Image of juvenile oysters under a light microscope, taken by Alex Blanchet with Stockton University

With the help of locals in our communities, scientists, and others who are eager to learn, help, and protect our marine ecosystems, oyster restoration can become a huge success. Helping with these projects improves water quality in the area, increase the population of oysters in the area, as well as eventually creating more biodiversity within the area due to the increased abundance of oysters and the quality of the water.

-Alexandra Blanchet, Stockton University

Intern at Cape May Whale Watch and Research Center

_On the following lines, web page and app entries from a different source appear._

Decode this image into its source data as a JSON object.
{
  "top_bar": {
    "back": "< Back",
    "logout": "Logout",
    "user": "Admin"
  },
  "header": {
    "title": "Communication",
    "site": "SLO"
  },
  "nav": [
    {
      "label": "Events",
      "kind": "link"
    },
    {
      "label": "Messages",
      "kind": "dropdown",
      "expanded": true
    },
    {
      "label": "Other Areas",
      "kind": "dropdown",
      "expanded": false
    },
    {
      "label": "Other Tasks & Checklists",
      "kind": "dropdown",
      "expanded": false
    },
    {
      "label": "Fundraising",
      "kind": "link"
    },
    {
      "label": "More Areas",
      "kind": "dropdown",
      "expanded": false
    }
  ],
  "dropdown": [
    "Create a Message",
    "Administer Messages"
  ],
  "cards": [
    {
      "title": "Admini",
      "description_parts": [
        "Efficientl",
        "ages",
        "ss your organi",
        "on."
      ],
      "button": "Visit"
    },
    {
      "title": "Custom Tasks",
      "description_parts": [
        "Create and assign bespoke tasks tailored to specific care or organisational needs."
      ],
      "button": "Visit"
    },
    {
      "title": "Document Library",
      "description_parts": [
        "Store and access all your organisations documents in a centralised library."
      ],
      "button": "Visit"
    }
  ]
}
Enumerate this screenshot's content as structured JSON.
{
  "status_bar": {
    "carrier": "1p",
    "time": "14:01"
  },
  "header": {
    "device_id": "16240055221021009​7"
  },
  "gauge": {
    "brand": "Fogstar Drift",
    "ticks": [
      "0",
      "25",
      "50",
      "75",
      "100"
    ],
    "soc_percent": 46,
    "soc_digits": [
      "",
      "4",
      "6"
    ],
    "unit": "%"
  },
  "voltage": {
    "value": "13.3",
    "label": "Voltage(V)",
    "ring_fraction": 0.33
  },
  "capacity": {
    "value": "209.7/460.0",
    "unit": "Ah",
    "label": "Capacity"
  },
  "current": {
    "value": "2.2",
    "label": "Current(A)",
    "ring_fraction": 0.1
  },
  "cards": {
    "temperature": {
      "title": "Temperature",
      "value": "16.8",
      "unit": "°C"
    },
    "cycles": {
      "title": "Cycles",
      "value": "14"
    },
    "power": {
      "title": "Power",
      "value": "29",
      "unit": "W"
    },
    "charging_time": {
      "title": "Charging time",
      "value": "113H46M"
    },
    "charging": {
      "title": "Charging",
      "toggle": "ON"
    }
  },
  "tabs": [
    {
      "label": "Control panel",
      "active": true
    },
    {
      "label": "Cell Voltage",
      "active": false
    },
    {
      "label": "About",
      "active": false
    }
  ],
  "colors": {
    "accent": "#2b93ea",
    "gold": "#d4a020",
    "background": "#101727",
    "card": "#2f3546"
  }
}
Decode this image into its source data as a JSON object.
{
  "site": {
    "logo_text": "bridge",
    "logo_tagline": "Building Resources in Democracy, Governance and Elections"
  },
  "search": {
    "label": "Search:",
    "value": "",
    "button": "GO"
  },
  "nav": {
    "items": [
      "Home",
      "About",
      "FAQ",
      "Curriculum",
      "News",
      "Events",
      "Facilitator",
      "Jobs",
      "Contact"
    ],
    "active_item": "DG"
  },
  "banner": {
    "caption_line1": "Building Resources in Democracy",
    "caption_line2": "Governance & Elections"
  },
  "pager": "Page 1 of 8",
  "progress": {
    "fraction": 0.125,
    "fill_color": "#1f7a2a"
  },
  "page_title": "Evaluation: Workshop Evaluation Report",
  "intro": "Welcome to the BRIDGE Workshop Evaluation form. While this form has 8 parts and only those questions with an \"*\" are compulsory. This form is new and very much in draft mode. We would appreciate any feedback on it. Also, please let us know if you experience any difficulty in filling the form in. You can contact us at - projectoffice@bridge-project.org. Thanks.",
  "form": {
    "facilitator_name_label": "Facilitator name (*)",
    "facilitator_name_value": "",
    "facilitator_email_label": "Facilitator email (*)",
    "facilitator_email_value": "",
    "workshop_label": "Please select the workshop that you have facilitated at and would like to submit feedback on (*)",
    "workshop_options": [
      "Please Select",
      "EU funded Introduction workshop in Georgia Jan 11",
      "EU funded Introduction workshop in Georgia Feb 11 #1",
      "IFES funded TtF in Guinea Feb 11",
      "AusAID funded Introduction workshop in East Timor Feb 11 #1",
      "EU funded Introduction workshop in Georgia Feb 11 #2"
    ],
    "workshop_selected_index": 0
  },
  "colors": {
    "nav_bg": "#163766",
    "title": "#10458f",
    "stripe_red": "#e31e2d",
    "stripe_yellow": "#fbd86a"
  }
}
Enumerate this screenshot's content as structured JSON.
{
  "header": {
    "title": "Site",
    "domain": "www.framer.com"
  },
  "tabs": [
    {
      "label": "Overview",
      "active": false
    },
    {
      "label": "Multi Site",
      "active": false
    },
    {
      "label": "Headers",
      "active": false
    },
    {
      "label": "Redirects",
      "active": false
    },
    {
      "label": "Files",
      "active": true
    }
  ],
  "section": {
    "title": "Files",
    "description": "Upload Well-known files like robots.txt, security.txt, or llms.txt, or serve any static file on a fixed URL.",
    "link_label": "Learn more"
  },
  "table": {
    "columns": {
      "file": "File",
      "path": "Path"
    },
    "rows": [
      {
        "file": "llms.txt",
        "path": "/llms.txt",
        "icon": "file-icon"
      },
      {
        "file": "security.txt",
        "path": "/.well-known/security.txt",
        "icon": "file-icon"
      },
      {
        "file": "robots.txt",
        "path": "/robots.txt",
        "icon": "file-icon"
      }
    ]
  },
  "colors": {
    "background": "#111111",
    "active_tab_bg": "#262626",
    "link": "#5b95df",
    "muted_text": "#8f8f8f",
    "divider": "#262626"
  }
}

References:
Robertson, J. (2015, August 5). Ode to Oysters (or, Happy National Oyster Day!) [Blog post]. Retrieved from https://oceanconservancy.org/blog/2015/08/05/ode-to-oysters-or-happy-national-oyster-day/?gclid=Cj0KEQjwv_fKBRCG8a3ao-OQuZ8BEiQAvpHp6H6OX0VTgPb1aXJzYrqWFKznHy8hcVpjstVIrB-hoXIaAuxQ8P8HAQ
Bay Backpack. (n.d.). How does an Oyster Filter Water? [Blog post]. Retrieved from http://baybackpack.com/blog/how_does_an_oyster_filter_water
Oysters. (n.d.). NOAA. Retrieved from https://chesapeakebay.noaa.gov/fish-facts/oysters
Technical Aspects of Oyster Restoration. (n.d.). NOAA. Retrieved from https://chesapeakebay.noaa.gov/oysters/technical-aspects-of-oyster-restoration
Other references:
http://hatchery.hpl.umces.edu/oysters/oysters-life-cycle/
http://www.nationalgeographic.com/animals/invertebrates/group/oysters/